**Task inputs:**
--- START ---
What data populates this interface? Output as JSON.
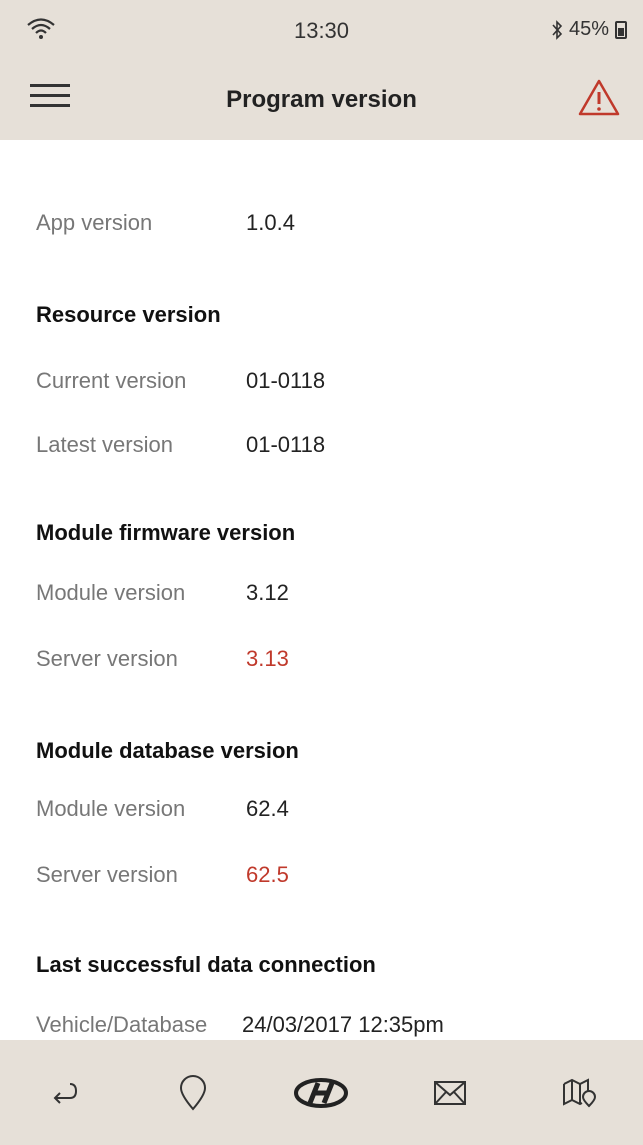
{
  "status_bar": {
    "time": "13:30",
    "battery": "45%",
    "bluetooth_icon": "bluetooth-icon",
    "wifi_icon": "wifi-icon"
  },
  "header": {
    "title": "Program version",
    "menu_icon": "hamburger-menu-icon",
    "alert_icon": "warning-icon"
  },
  "app_version": {
    "label": "App version",
    "value": "1.0.4"
  },
  "resource": {
    "title": "Resource version",
    "current_label": "Current version",
    "current_value": "01-0118",
    "latest_label": "Latest version",
    "latest_value": "01-0118"
  },
  "firmware": {
    "title": "Module firmware version",
    "module_label": "Module version",
    "module_value": "3.12",
    "server_label": "Server version",
    "server_value": "3.13"
  },
  "database": {
    "title": "Module database version",
    "module_label": "Module version",
    "module_value": "62.4",
    "server_label": "Server version",
    "server_value": "62.5"
  },
  "connection": {
    "title": "Last successful data connection",
    "label": "Vehicle/Database",
    "value": "24/03/2017 12:35pm"
  },
  "bottom_nav": {
    "items": [
      "back-icon",
      "location-pin-icon",
      "brand-logo-icon",
      "mail-icon",
      "map-icon"
    ]
  },
  "colors": {
    "bar_background": "#e6e0d8",
    "highlight": "#c0392b",
    "alert": "#c0392b"
  }
}
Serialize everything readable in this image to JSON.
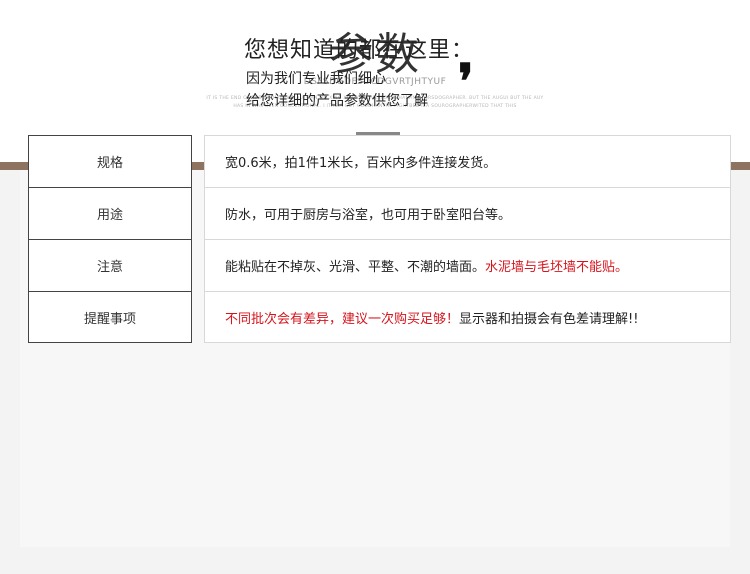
{
  "header": {
    "title": "参数",
    "subtitle": "DSFSDGDFSDCDGVRTJHTYUF",
    "small_line_1": "IT IS THE END OF THE SPRING AND AUTUMN LIU XING XI VIANGE VESTORODHANAN STORSDOGRAPHER. BUT THE AUGUI BUT THE AUY",
    "small_line_2": "HAS IN WAS BEEN CONCENTIONAL. I IT IS A GOT COODHANTHE FIGHTBED IEA SOUROGRAPHERWITED THAT THIS"
  },
  "intro": {
    "heading": "您想知道的都在这里：",
    "line1": "因为我们专业我们细心",
    "line2": "给您详细的产品参数供您了解",
    "mark": "❜"
  },
  "specs": {
    "rows": [
      {
        "label": "规格",
        "value": "宽0.6米，拍1件1米长，百米内多件连接发货。",
        "highlight": ""
      },
      {
        "label": "用途",
        "value": "防水，可用于厨房与浴室，也可用于卧室阳台等。",
        "highlight": ""
      },
      {
        "label": "注意",
        "value": "能粘贴在不掉灰、光滑、平整、不潮的墙面。",
        "highlight": "水泥墙与毛坯墙不能贴。"
      },
      {
        "label": "提醒事项",
        "value_red": "不同批次会有差异，建议一次购买足够！",
        "value": "显示器和拍摄会有色差请理解!!"
      }
    ]
  },
  "colors": {
    "band": "#8f7361",
    "highlight": "#d5141c"
  }
}
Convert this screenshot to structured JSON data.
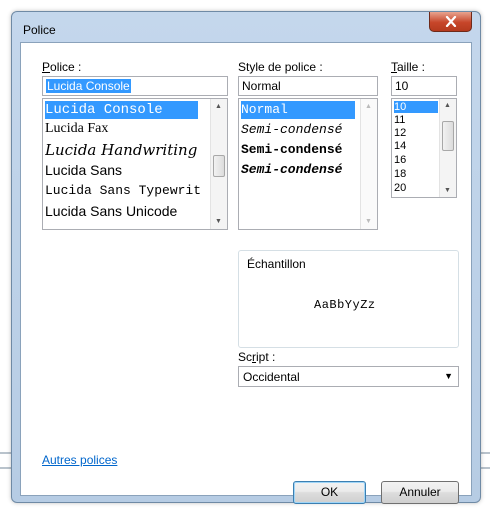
{
  "window": {
    "title": "Police"
  },
  "font": {
    "label_prefix": "",
    "label_accel": "P",
    "label_rest": "olice :",
    "value": "Lucida Console",
    "items": [
      {
        "label": "Lucida Console",
        "selected": true
      },
      {
        "label": "Lucida Fax",
        "selected": false
      },
      {
        "label": "Lucida Handwriting",
        "selected": false
      },
      {
        "label": "Lucida Sans",
        "selected": false
      },
      {
        "label": "Lucida Sans Typewriter",
        "selected": false
      },
      {
        "label": "Lucida Sans Unicode",
        "selected": false
      }
    ]
  },
  "style": {
    "label": "Style de police :",
    "value": "Normal",
    "items": [
      {
        "label": "Normal",
        "selected": true
      },
      {
        "label": "Semi-condensé",
        "selected": false
      },
      {
        "label": "Semi-condensé",
        "selected": false
      },
      {
        "label": "Semi-condensé",
        "selected": false
      }
    ]
  },
  "size": {
    "label_accel": "T",
    "label_rest": "aille :",
    "value": "10",
    "items": [
      {
        "label": "10",
        "selected": true
      },
      {
        "label": "11",
        "selected": false
      },
      {
        "label": "12",
        "selected": false
      },
      {
        "label": "14",
        "selected": false
      },
      {
        "label": "16",
        "selected": false
      },
      {
        "label": "18",
        "selected": false
      },
      {
        "label": "20",
        "selected": false
      }
    ]
  },
  "sample": {
    "label": "Échantillon",
    "text": "AaBbYyZz"
  },
  "script": {
    "label_prefix": "Sc",
    "label_accel": "r",
    "label_rest": "ipt :",
    "value": "Occidental"
  },
  "links": {
    "more_fonts": "Autres polices"
  },
  "buttons": {
    "ok": "OK",
    "cancel": "Annuler"
  }
}
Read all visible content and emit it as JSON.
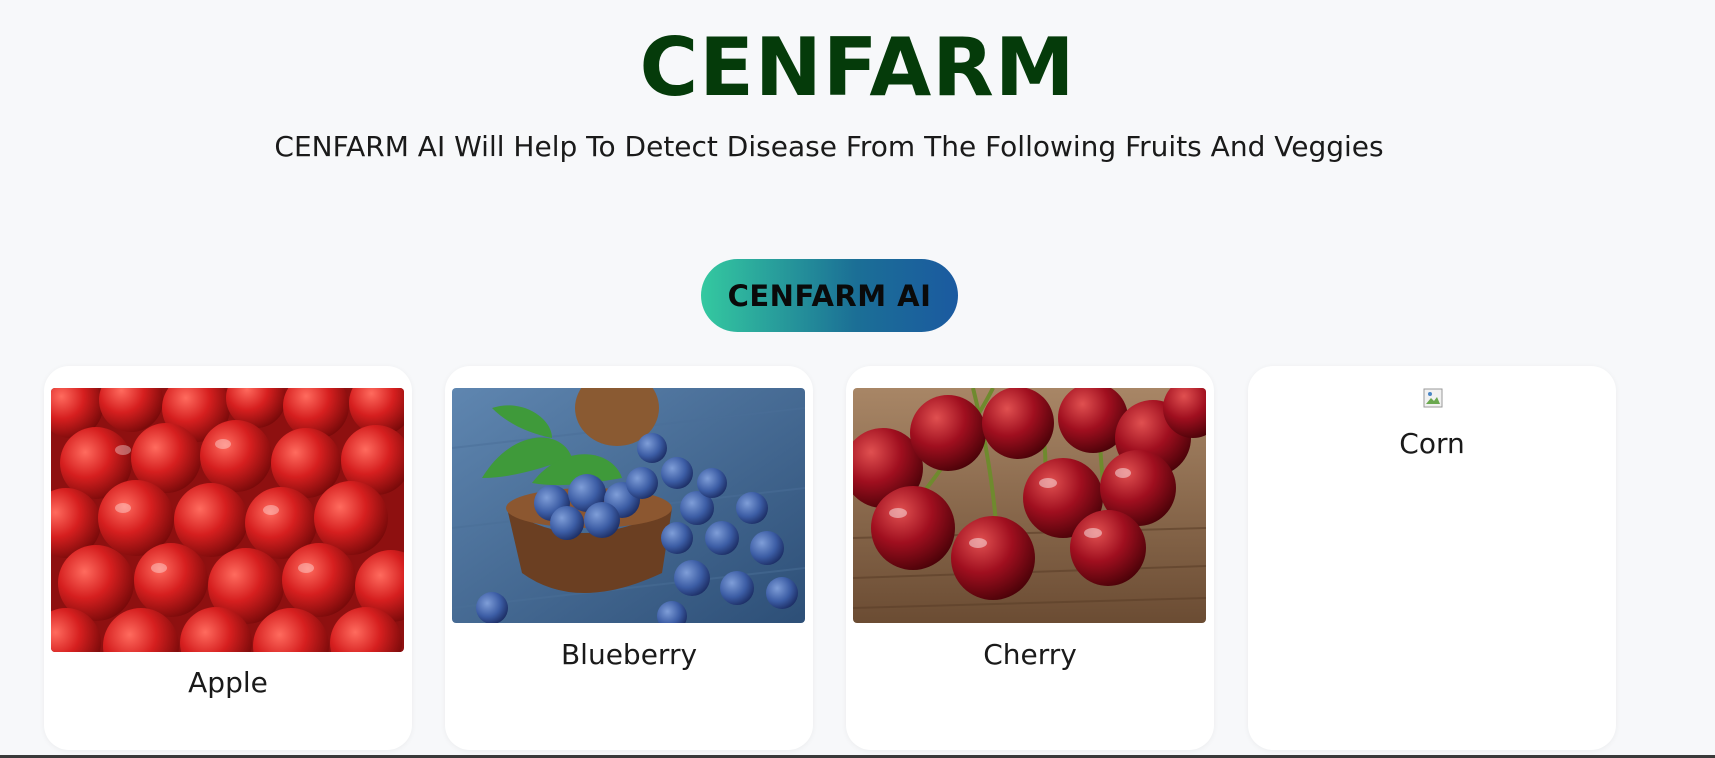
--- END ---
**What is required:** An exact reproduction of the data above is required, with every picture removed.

**Exercise solution:**
What data populates this interface? Output as JSON.
{
  "status_bar": {
    "time": "13:30",
    "battery": "45%",
    "bluetooth_icon": "bluetooth-icon",
    "wifi_icon": "wifi-icon"
  },
  "header": {
    "title": "Program version",
    "menu_icon": "hamburger-menu-icon",
    "alert_icon": "warning-icon"
  },
  "app_version": {
    "label": "App version",
    "value": "1.0.4"
  },
  "resource": {
    "title": "Resource version",
    "current_label": "Current version",
    "current_value": "01-0118",
    "latest_label": "Latest version",
    "latest_value": "01-0118"
  },
  "firmware": {
    "title": "Module firmware version",
    "module_label": "Module version",
    "module_value": "3.12",
    "server_label": "Server version",
    "server_value": "3.13"
  },
  "database": {
    "title": "Module database version",
    "module_label": "Module version",
    "module_value": "62.4",
    "server_label": "Server version",
    "server_value": "62.5"
  },
  "connection": {
    "title": "Last successful data connection",
    "label": "Vehicle/Database",
    "value": "24/03/2017 12:35pm"
  },
  "bottom_nav": {
    "items": [
      "back-icon",
      "location-pin-icon",
      "brand-logo-icon",
      "mail-icon",
      "map-icon"
    ]
  },
  "colors": {
    "bar_background": "#e6e0d8",
    "highlight": "#c0392b",
    "alert": "#c0392b"
  }
}
Serialize everything readable in this image to JSON.
{
  "header": {
    "title": "参数",
    "subtitle": "DSFSDGDFSDCDGVRTJHTYUF",
    "small_line_1": "IT IS THE END OF THE SPRING AND AUTUMN LIU XING XI VIANGE VESTORODHANAN STORSDOGRAPHER. BUT THE AUGUI BUT THE AUY",
    "small_line_2": "HAS IN WAS BEEN CONCENTIONAL. I IT IS A GOT COODHANTHE FIGHTBED IEA SOUROGRAPHERWITED THAT THIS"
  },
  "intro": {
    "heading": "您想知道的都在这里：",
    "line1": "因为我们专业我们细心",
    "line2": "给您详细的产品参数供您了解",
    "mark": "❜"
  },
  "specs": {
    "rows": [
      {
        "label": "规格",
        "value": "宽0.6米，拍1件1米长，百米内多件连接发货。",
        "highlight": ""
      },
      {
        "label": "用途",
        "value": "防水，可用于厨房与浴室，也可用于卧室阳台等。",
        "highlight": ""
      },
      {
        "label": "注意",
        "value": "能粘贴在不掉灰、光滑、平整、不潮的墙面。",
        "highlight": "水泥墙与毛坯墙不能贴。"
      },
      {
        "label": "提醒事项",
        "value_red": "不同批次会有差异，建议一次购买足够！",
        "value": "显示器和拍摄会有色差请理解!!"
      }
    ]
  },
  "colors": {
    "band": "#8f7361",
    "highlight": "#d5141c"
  }
}
Convert this screenshot to structured JSON data.
{
  "window": {
    "title": "Police"
  },
  "font": {
    "label_prefix": "",
    "label_accel": "P",
    "label_rest": "olice :",
    "value": "Lucida Console",
    "items": [
      {
        "label": "Lucida Console",
        "selected": true
      },
      {
        "label": "Lucida Fax",
        "selected": false
      },
      {
        "label": "Lucida Handwriting",
        "selected": false
      },
      {
        "label": "Lucida Sans",
        "selected": false
      },
      {
        "label": "Lucida Sans Typewriter",
        "selected": false
      },
      {
        "label": "Lucida Sans Unicode",
        "selected": false
      }
    ]
  },
  "style": {
    "label": "Style de police :",
    "value": "Normal",
    "items": [
      {
        "label": "Normal",
        "selected": true
      },
      {
        "label": "Semi-condensé",
        "selected": false
      },
      {
        "label": "Semi-condensé",
        "selected": false
      },
      {
        "label": "Semi-condensé",
        "selected": false
      }
    ]
  },
  "size": {
    "label_accel": "T",
    "label_rest": "aille :",
    "value": "10",
    "items": [
      {
        "label": "10",
        "selected": true
      },
      {
        "label": "11",
        "selected": false
      },
      {
        "label": "12",
        "selected": false
      },
      {
        "label": "14",
        "selected": false
      },
      {
        "label": "16",
        "selected": false
      },
      {
        "label": "18",
        "selected": false
      },
      {
        "label": "20",
        "selected": false
      }
    ]
  },
  "sample": {
    "label": "Échantillon",
    "text": "AaBbYyZz"
  },
  "script": {
    "label_prefix": "Sc",
    "label_accel": "r",
    "label_rest": "ipt :",
    "value": "Occidental"
  },
  "links": {
    "more_fonts": "Autres polices"
  },
  "buttons": {
    "ok": "OK",
    "cancel": "Annuler"
  }
}
Read all visible content and emit it as JSON.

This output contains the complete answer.